“I am made of memories.”  
― Madeline Miller, The Song of Achilles 

I foolishly assumed that taking a while before writing this review will stem the anguish or even the tears I had shed over these two. Clearly, I was wrong because when I re-read parts of it to remember what I had to say – it got to me, as I now know, it always will. That’s a mark of a great book, which does not let go of its hold on you.  

“Chiron had said once that nations were the most foolish of mortal inventions. “No man is worth more than another, wherever he is from.”  
― Madeline Miller, The Song of Achilles 

The Song of Achilles is written by the extremely capable Madeline Miller, who is also the author of Circe which I have reviewed earlier. I cannot thank her enough for the way in which she brings these gods, goddesses, demigods and faulty humans alive. If not for her introduction to Greek mythology, I would not have found myself devouring each book I can get my hands on this genre.  

The story is told from the POV of Patroclus, Achilles companion, and honestly the one you end up rejoicing. I know history speaks of Patroclus because of who he is to the great warrior, Achilles.
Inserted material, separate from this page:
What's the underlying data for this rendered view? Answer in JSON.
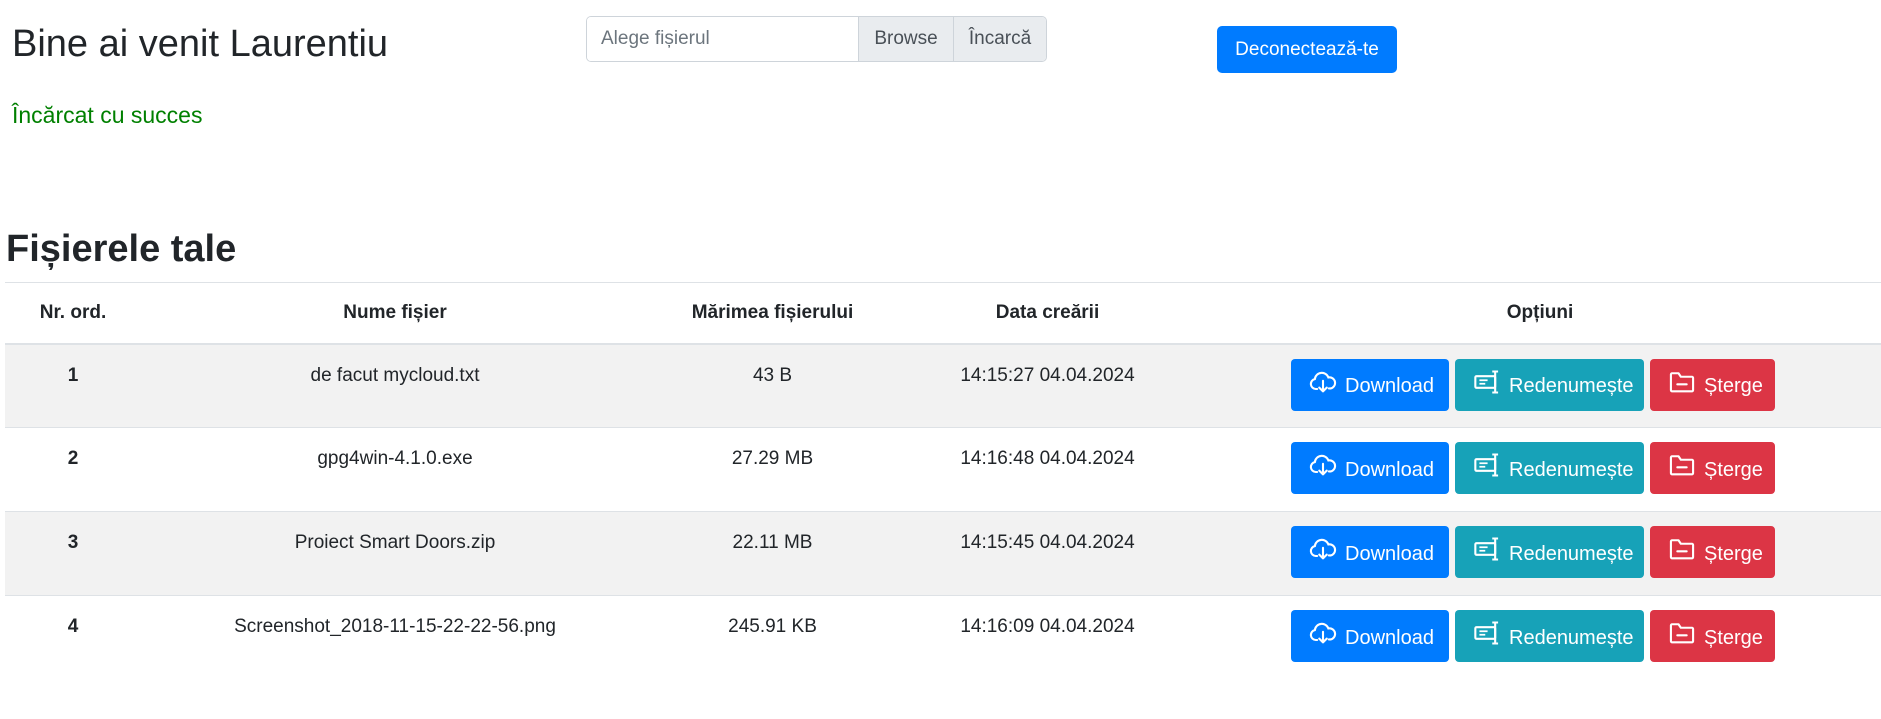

But somehow through reading the book it just didn’t sit right with me that only Achilles’s name was emblazoned on the cover and not Patroclus. This too, I attribute to the exquisite writing of Miller, which makes you adore both the characters for who they are. I will keep waxing poetry over them but I also have to bring to fore the characters of Chiron, who I wish existed in today’s world and Briesis, gentle as her love for Patroclus. 

“He is half of my soul, as the poets say.”  
― Madeline Miller, The Song of Achilles 

The journey of Achilles and Patroclus is defined as much by their love for each other as it is by the differences of who they are. The old age debate of healer vs warrior becomes a story arc that you carefully start associating and understanding to their actions and way of being. So, it is no surprise when Achilles bows to hubris and Patroclus wars to save Achilles from himself. But, in the end when Achilles’s son chooses not to honour his father’s last wish of being freed from life with Patroclus, you realise that the Trojan war can come to an end, a mother’s disdain can come to an end, a Greek tragedy can mean thousands of deaths but what reigns is their love. 

That in their own ways, they were fiercely protective of each other. 

“That is — your friend?”  
“Philtatos,” Achilles replied, sharply. Most beloved.”  
― Madeline Miller, The Song of Achilles 

You will not regret the time you spend reading this book, I urge you to pick this up, it is on my top 3 of all the books I’ve read so far in 2019. Go make a great readers decision and read Greek mythology in the way Madeline Miller intended it be read.